=== Begin Enclosure ===
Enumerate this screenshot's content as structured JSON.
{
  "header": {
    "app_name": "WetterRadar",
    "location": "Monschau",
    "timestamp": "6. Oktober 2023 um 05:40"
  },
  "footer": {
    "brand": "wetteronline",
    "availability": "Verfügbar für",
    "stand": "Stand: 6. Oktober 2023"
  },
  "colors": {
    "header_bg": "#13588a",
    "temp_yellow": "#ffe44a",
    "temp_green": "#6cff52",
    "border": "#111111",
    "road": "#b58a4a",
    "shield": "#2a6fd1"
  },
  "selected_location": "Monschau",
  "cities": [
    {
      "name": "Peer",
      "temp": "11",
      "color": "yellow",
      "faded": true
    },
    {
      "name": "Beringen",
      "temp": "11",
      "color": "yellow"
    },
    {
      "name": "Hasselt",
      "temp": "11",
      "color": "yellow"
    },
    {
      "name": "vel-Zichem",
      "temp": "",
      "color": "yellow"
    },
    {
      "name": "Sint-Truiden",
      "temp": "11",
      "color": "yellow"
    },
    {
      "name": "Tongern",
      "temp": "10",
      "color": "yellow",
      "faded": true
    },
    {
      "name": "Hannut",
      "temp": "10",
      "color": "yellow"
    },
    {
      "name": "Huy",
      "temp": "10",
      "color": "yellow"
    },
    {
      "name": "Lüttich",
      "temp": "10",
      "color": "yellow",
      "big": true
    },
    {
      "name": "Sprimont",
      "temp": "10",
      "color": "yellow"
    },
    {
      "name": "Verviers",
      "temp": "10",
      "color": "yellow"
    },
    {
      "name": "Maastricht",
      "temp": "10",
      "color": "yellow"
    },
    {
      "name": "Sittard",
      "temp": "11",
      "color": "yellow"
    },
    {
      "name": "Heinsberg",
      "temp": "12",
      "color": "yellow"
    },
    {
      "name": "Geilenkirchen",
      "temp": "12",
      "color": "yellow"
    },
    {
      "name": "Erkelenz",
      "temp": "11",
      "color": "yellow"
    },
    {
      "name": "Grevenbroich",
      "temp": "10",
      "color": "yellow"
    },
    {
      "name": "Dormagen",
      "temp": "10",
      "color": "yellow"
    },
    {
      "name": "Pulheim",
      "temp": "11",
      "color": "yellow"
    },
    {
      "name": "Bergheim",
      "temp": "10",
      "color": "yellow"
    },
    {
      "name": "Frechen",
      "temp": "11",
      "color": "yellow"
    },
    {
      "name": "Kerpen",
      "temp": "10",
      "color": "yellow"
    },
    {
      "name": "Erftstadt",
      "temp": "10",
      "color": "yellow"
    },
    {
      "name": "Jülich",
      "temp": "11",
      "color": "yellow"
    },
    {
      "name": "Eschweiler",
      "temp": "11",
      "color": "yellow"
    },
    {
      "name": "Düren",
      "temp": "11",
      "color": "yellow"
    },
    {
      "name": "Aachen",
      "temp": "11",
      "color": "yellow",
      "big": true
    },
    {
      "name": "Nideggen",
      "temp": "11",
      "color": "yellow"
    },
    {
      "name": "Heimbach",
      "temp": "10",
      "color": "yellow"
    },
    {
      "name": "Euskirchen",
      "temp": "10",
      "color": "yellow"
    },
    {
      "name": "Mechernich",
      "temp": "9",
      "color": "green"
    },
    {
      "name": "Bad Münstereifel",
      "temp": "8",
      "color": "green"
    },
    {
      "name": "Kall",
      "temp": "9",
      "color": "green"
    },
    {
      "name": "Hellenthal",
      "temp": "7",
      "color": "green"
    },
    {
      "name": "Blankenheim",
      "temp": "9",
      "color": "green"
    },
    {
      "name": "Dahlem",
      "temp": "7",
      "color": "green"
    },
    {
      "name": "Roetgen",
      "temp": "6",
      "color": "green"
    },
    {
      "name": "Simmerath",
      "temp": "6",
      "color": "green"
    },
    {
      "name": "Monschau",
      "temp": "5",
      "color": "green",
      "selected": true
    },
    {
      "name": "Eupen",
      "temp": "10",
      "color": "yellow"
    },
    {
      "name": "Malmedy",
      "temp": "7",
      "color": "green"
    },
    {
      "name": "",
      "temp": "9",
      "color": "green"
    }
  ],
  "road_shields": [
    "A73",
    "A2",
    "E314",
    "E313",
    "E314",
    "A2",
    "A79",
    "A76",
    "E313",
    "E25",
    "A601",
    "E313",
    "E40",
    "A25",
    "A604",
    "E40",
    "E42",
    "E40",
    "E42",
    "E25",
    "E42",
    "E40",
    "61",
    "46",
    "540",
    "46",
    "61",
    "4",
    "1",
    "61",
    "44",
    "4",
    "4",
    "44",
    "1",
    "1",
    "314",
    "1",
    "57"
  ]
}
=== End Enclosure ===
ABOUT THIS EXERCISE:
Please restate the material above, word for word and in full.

EXERCISE RESPONSE:
Enumerate this screenshot's content as structured JSON.
{
  "header": {
    "app_name": "WetterRadar",
    "location": "Monschau",
    "timestamp": "6. Oktober 2023 um 05:40"
  },
  "footer": {
    "brand": "wetteronline",
    "availability": "Verfügbar für",
    "stand": "Stand: 6. Oktober 2023"
  },
  "colors": {
    "header_bg": "#13588a",
    "temp_yellow": "#ffe44a",
    "temp_green": "#6cff52",
    "border": "#111111",
    "road": "#b58a4a",
    "shield": "#2a6fd1"
  },
  "selected_location": "Monschau",
  "cities": [
    {
      "name": "Peer",
      "temp": "11",
      "color": "yellow",
      "faded": true
    },
    {
      "name": "Beringen",
      "temp": "11",
      "color": "yellow"
    },
    {
      "name": "Hasselt",
      "temp": "11",
      "color": "yellow"
    },
    {
      "name": "vel-Zichem",
      "temp": "",
      "color": "yellow"
    },
    {
      "name": "Sint-Truiden",
      "temp": "11",
      "color": "yellow"
    },
    {
      "name": "Tongern",
      "temp": "10",
      "color": "yellow",
      "faded": true
    },
    {
      "name": "Hannut",
      "temp": "10",
      "color": "yellow"
    },
    {
      "name": "Huy",
      "temp": "10",
      "color": "yellow"
    },
    {
      "name": "Lüttich",
      "temp": "10",
      "color": "yellow",
      "big": true
    },
    {
      "name": "Sprimont",
      "temp": "10",
      "color": "yellow"
    },
    {
      "name": "Verviers",
      "temp": "10",
      "color": "yellow"
    },
    {
      "name": "Maastricht",
      "temp": "10",
      "color": "yellow"
    },
    {
      "name": "Sittard",
      "temp": "11",
      "color": "yellow"
    },
    {
      "name": "Heinsberg",
      "temp": "12",
      "color": "yellow"
    },
    {
      "name": "Geilenkirchen",
      "temp": "12",
      "color": "yellow"
    },
    {
      "name": "Erkelenz",
      "temp": "11",
      "color": "yellow"
    },
    {
      "name": "Grevenbroich",
      "temp": "10",
      "color": "yellow"
    },
    {
      "name": "Dormagen",
      "temp": "10",
      "color": "yellow"
    },
    {
      "name": "Pulheim",
      "temp": "11",
      "color": "yellow"
    },
    {
      "name": "Bergheim",
      "temp": "10",
      "color": "yellow"
    },
    {
      "name": "Frechen",
      "temp": "11",
      "color": "yellow"
    },
    {
      "name": "Kerpen",
      "temp": "10",
      "color": "yellow"
    },
    {
      "name": "Erftstadt",
      "temp": "10",
      "color": "yellow"
    },
    {
      "name": "Jülich",
      "temp": "11",
      "color": "yellow"
    },
    {
      "name": "Eschweiler",
      "temp": "11",
      "color": "yellow"
    },
    {
      "name": "Düren",
      "temp": "11",
      "color": "yellow"
    },
    {
      "name": "Aachen",
      "temp": "11",
      "color": "yellow",
      "big": true
    },
    {
      "name": "Nideggen",
      "temp": "11",
      "color": "yellow"
    },
    {
      "name": "Heimbach",
      "temp": "10",
      "color": "yellow"
    },
    {
      "name": "Euskirchen",
      "temp": "10",
      "color": "yellow"
    },
    {
      "name": "Mechernich",
      "temp": "9",
      "color": "green"
    },
    {
      "name": "Bad Münstereifel",
      "temp": "8",
      "color": "green"
    },
    {
      "name": "Kall",
      "temp": "9",
      "color": "green"
    },
    {
      "name": "Hellenthal",
      "temp": "7",
      "color": "green"
    },
    {
      "name": "Blankenheim",
      "temp": "9",
      "color": "green"
    },
    {
      "name": "Dahlem",
      "temp": "7",
      "color": "green"
    },
    {
      "name": "Roetgen",
      "temp": "6",
      "color": "green"
    },
    {
      "name": "Simmerath",
      "temp": "6",
      "color": "green"
    },
    {
      "name": "Monschau",
      "temp": "5",
      "color": "green",
      "selected": true
    },
    {
      "name": "Eupen",
      "temp": "10",
      "color": "yellow"
    },
    {
      "name": "Malmedy",
      "temp": "7",
      "color": "green"
    },
    {
      "name": "",
      "temp": "9",
      "color": "green"
    }
  ],
  "road_shields": [
    "A73",
    "A2",
    "E314",
    "E313",
    "E314",
    "A2",
    "A79",
    "A76",
    "E313",
    "E25",
    "A601",
    "E313",
    "E40",
    "A25",
    "A604",
    "E40",
    "E42",
    "E40",
    "E42",
    "E25",
    "E42",
    "E40",
    "61",
    "46",
    "540",
    "46",
    "61",
    "4",
    "1",
    "61",
    "44",
    "4",
    "4",
    "44",
    "1",
    "1",
    "314",
    "1",
    "57"
  ]
}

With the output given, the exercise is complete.